Midwinter’s Day was first celebrated in 1898 by the crew of the Belgica, which spent the winter trapped in ice below the Antarctic Circle. Modern research stations developed their own traditions. Scientists and support staff at the three stations run by the U.S. National Science Foundation take an extra day off, creating a long weekend. Usually they work six days a week. —The Antarctic Sun, 21 June 2004
For those who haven’t heard, someone in Denver has decided that U.S. Antarctic stations this year won’t have the day off for Midwinter’s Day dinner (June 21st).
No big deal.
However, coincidentally, on June 21st, RPSC is sponsoring, for its 250+ employees in the office, a “Summer Picnic” at a Denver-area amusement park called Elitch Gardens, including a picnic and a Randy Travis concert.
Last month, Denver HQ, “in recognition of the conditional acceptance of the Power and Water plant phase 1 by the NSF”, held a lunch catered by Qdoba Mexican Grill, best known for their Hot Naked Burrito Bar.

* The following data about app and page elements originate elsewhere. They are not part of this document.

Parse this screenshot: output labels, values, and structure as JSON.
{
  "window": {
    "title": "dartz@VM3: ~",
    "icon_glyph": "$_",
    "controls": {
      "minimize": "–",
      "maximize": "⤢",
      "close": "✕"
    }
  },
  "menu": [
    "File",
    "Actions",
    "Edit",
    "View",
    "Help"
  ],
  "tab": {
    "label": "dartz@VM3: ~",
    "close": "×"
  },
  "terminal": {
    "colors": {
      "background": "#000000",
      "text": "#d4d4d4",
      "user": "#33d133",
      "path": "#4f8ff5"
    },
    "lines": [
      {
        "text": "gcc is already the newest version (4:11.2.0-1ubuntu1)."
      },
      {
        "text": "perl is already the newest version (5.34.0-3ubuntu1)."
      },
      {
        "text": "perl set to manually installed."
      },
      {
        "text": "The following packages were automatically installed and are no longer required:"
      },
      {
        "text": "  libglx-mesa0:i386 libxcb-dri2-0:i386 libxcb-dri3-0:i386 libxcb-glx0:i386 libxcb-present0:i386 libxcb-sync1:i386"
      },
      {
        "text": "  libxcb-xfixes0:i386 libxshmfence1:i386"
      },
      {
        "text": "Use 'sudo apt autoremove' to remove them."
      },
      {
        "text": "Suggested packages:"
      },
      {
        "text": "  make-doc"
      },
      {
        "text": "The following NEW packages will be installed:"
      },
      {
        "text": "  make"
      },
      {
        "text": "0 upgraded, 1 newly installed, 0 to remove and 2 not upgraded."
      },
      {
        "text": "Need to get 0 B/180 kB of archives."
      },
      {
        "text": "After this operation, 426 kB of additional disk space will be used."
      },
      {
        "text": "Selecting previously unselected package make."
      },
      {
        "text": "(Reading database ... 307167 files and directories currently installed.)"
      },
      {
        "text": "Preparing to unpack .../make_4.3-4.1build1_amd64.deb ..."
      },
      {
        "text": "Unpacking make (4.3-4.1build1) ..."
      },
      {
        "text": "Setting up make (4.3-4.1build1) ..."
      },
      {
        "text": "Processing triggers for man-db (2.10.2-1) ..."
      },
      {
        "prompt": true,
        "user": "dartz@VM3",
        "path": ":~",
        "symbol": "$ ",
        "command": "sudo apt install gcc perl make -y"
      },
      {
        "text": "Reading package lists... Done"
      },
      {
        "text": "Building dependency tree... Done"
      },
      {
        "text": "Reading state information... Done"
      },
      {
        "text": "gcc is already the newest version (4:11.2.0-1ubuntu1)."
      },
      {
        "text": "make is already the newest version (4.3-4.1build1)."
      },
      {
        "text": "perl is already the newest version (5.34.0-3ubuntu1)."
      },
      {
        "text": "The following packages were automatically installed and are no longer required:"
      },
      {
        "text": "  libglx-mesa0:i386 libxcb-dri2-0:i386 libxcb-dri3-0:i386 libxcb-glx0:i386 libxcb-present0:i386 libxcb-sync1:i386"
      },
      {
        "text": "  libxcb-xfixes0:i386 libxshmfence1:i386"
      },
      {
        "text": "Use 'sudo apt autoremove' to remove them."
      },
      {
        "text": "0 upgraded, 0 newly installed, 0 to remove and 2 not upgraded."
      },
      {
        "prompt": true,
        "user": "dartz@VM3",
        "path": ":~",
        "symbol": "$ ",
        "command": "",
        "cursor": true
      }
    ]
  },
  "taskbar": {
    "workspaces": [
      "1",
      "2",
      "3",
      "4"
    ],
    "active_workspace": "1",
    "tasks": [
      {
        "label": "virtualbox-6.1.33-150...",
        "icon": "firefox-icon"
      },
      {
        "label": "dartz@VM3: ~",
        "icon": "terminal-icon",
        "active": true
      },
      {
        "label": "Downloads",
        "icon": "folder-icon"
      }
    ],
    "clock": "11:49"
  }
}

Also, one of the recent Safety dispatches in Denver concerned “Gardening Safety” ["Rest frequently and relax in the shade with a drink of water."] While one of the recent Safety dispatches in McMurdo concerned “Fatigue” [with symptoms that include: chronic tiredness, dizziness, impaired coordination, reduced immune system function, short term memory problems, and low motivation.]
The larger picture is that, while “budget cuts” is the phrase-of-the-day for justifying arbitrary decisions, a great number of decisions regarding Antarctica are being made by people gardening, riding roller coasters, and eating naked burritos in Denver, while people on the ice are told to watch for symptoms of fatigue while being told to work more on their day off.
The way the company behaves, one might begin to think that the ice is merely a diversion to the real money settling in Denver.
Illustrating such, here are excerpts from an audit of Raytheon Polar Services Company from 2005:
• An invoice from Harry & David’s gourmet was reviewed which disclosed that a tower of chocolates was purchased as a holiday gift from the Program Manager to an unspecified recipient.
• Two (2) charges for Dave and Busters on a pro-card statement with no supporting documentation. The charges were for $998.00 and $972.57. This would have been considered entertainment expense based on FAR 31.205-14.
• The contractor submitted a Lowes Home Improvement receipt with a pro-card statement for air conditioning supplies. The purpose of the purchase was not stated. The documentation is considered insufficient.
• The contractor paid charges on a pro-card statement for various amounts that were not supported and are likely personal purchases. Purchases at Virgin Body Care Inc. which sells herbal, nutritional and food supplement items. Purchases were also made at the Raining Rose which specialize in all natural, handcrafted body care products, soaps, shampoos, lotions, shower gels, and so forth. These costs are considered unallowable based on FAR 31.201-2(d). There was also a charge for a Colorado Restaurant Association membership. The association with the Polar Services contract was not established.
• The contractor submitted invoices related to the rental of tables, chairs, water barrels, and so forth for purposes of a barbeque. The rental equipment was provided by Butler Rents. The barbeque was catered by Franks Barbeque. No purpose was stated. The function was held around the time frame of the 4th of July. The charges were related to the pro-card statement. The credit card statement was approved by management and the amounts appear to be expressly unallowable although no purpose was stated for the costs.
• Several transactions related to the pre-season social to include wine, ice sculptures, quartets, flowers, and so forth were charged direct to the contract. These items while approved by management for reimbursement under the contract are unallowable based on FAR 31.205-13, FAR 31.205-14, and FAR 31-.205.51.
Side note: The traditional winter-over t-shirts have been cut from the budget this year as well.
Here’s another audit of RPSC titled “Survey and Internal Control Assessment Review of the Raytheon Polar Services Company “.
Here are some excerpts:
We found that RPSC’s costs recorded in POFMS do not reconcile to the costs recorded in RPSC’s accounting system, resulting in incorrect reporting to NSF of costs incurred to perform the NSF USAP contract.
Specifically, our audit disclosed that, for the three-year period January 1, 2000 through December 31, 2002, approximately $10.3 million of subcontract costs recorded in POFMS were incorrectly recorded as other direct costs (i.e. travel, training, professional services, etc.) in RPSC’s accounting system.
This misclassification resulted in RPSC overcharging NSF approximately $206,000 of general and administrative indirect costs in their annual final claim for payment.